Exchange-traded funds can be great for long-term investors, as long as you steer clear of these traps.
When exchange-traded funds were introduced in 1993, they were one of the greatest innovations for long-term investing in decades. A class of mutual funds that trade throughout the day like stocks, “Better than Mutual Funds” is how we described them in one headline.
Early on, ETFs mostly parroted broad benchmarks like the S&P 500 for rock-bottom fees and with excellent tax efficiency. The fanciest ones did nothing more exotic than break down the indexes into a handful of component parts–consumer staples, health care and financials, for example.
Times have changed. There are currently 850 ETFs vying for a piece of a $450 billion market. They still offer easy access to markets, but these days that access often seems to benefit Wall Street sharpies more than Main Street investors. In fact, many of the cardinal sins of financial excess seem to be part-and-parcel of the ETF business these days: extreme leverage, market manipulation and tax bills that can blindside unsuspecting investors, to name a few.
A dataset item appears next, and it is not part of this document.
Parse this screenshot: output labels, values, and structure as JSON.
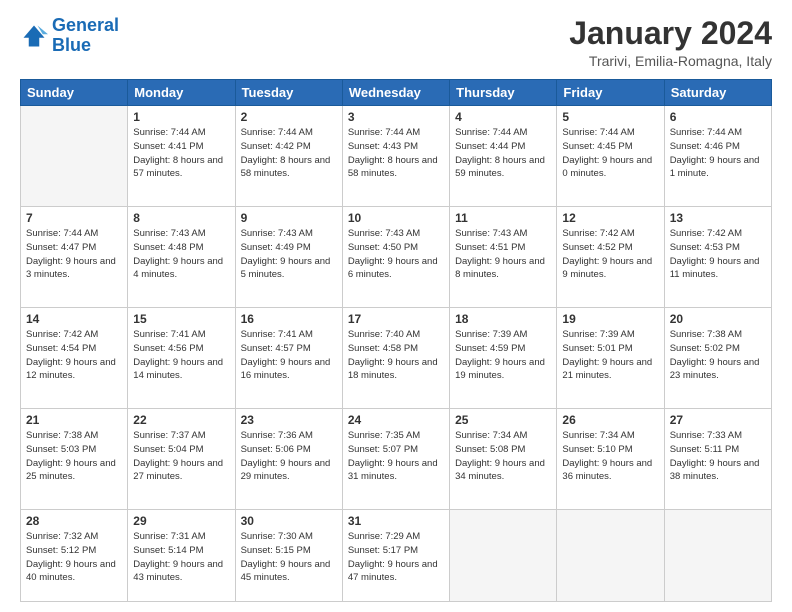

Full Story: http://www.forbes.com/2009/04/28/moneybuilder-etfs-leverage-personal-finance-etfs.html